One of the most important? LinkedIn.

LinkedIn is a powerful mechanism for community growth because it helps you foster an intellectual authority presence. Readers look naturally at LinkedIn community leaders as power players — people who know what they’re talking about and have earned a certain respect.

LinkedIn can also:

  • Connect you with new contacts who might add value to your career by way of mentorship or support.
  • Help you remain relevant.
  • Solidify your intellectual presence in your industry or niche.

All of these things are critical. Unfortunately, it’s not exactly clear — at least to folks new to the platform — how exactly to use LinkedIn to accomplish any of this.

LinkedIn groups, for example, are effectively useless.

You’re better off directing your connections to a Facebook group if you want to utilize the more private group structure for communication and content sharing. That’s how bad LinkedIn’s version of groups are — yet they’re what we gravitate to first when we think of building community.

No, the best ways to build community on LinkedIn are not exactly intuitive. So here are the most valuable strategies you should focus on instead.

1) Using status updates as a way to connect your followers.

Most of us think of LinkedIn status updates as purely a means of engaging connections with content — which they are. But they can also be used to encourage action among your followers.

In fact, that should be your eminent goal. Your followers should be commenting on your posts, sharing them, and discussing within them how genuinely they relate to what you’re saying. That’s why updates which ask a simple question — “Hey everyone, how do you motivate yourself on Monday? Tag someone you know who always comes ready to bring it at the beginning of the week” — work really well.

Consider how you operate inside of groups on Facebook. How you engage with other members inside the group, asking for advice and communicating with folks directly.

Do that in your status updates on LinkedIn, and you’ll generate the sort of energy and engagement around both your content and your presence that will elevate your reputation in the eyes of community members.

2) Keeping a very curated list of who you connect with.

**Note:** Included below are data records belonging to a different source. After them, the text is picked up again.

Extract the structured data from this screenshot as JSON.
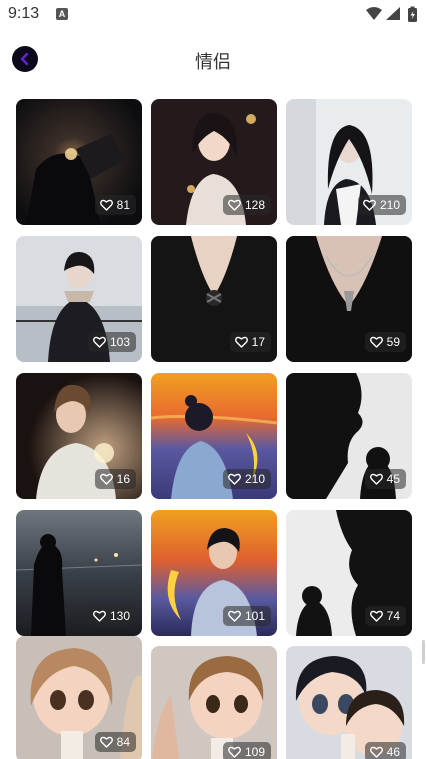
{
  "status_bar": {
    "time": "9:13",
    "notification_badge": "A",
    "icons": [
      "wifi-icon",
      "signal-icon",
      "battery-icon"
    ]
  },
  "header": {
    "title": "情侣",
    "back_icon": "chevron-left-icon"
  },
  "colors": {
    "accent": "#6a1fd1",
    "back_button_bg": "#0a0a1a",
    "badge_bg": "rgba(40,40,40,0.55)"
  },
  "grid": {
    "items": [
      {
        "likes": "81"
      },
      {
        "likes": "128"
      },
      {
        "likes": "210"
      },
      {
        "likes": "103"
      },
      {
        "likes": "17"
      },
      {
        "likes": "59"
      },
      {
        "likes": "16"
      },
      {
        "likes": "210"
      },
      {
        "likes": "45"
      },
      {
        "likes": "130"
      },
      {
        "likes": "101"
      },
      {
        "likes": "74"
      },
      {
        "likes": "84"
      },
      {
        "likes": "109"
      },
      {
        "likes": "46"
      }
    ]
  }
}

This second piece may seem surprising: most people on LinkedIn think of their connections as a list strictly to be grown as opposed to curated.

The amount of connections you have is evidence of your influence — right?

Wrong. It’s a mistake to try and connect with as many people as possible. Instead, be purposeful with the people you forge online relationships with. Only seek out new connections whom you can learn from, or whom you think might benefit from the content you have to share — people whom you think might be interested in your clear, specific value-add.

Sure, operating in this way might lose you followers. But it will  gain you customers and colleagues.

3) Creating a LinkedIn messaging pod where people can connect directly and privately to strategize.

LinkedIn messaging or engagement pods are groups you create on Slack or Facebook consisting of LinkedIn contacts. You can use them to give your posts or articles an immediate boost.

Here’s what you do: Immediately after publishing something new on LinkedIn, share it in your messaging pod, and ask everyone to go engage with it or share it.

This is a remarkably effective way to bolster your posts and updates to ensure they don’t fade to irrelevance, getting buried beneath everyone else’s articles. But it only works if your group is purposeful about what folks are allowed to share. In the various pods that I run with my teams and clients at BAMF, we impose strict barriers to entry to ensure all the content we promote is something we’re comfortable co-signing.

It helps, to this end — do you notice a theme here? — to focus eminently on adding value.

Always, always, always — in your pods, through your status updates, in engaging with your connections — seek to provide unique value.

That’s what will cement your reputation as someone people need to know on LinkedIn — which will, of course, help you build a more formidable community.

And that, for most of us, is the ultimate goal of using LinkedIn, right?

If it’s not yet… well, consider this your call to action.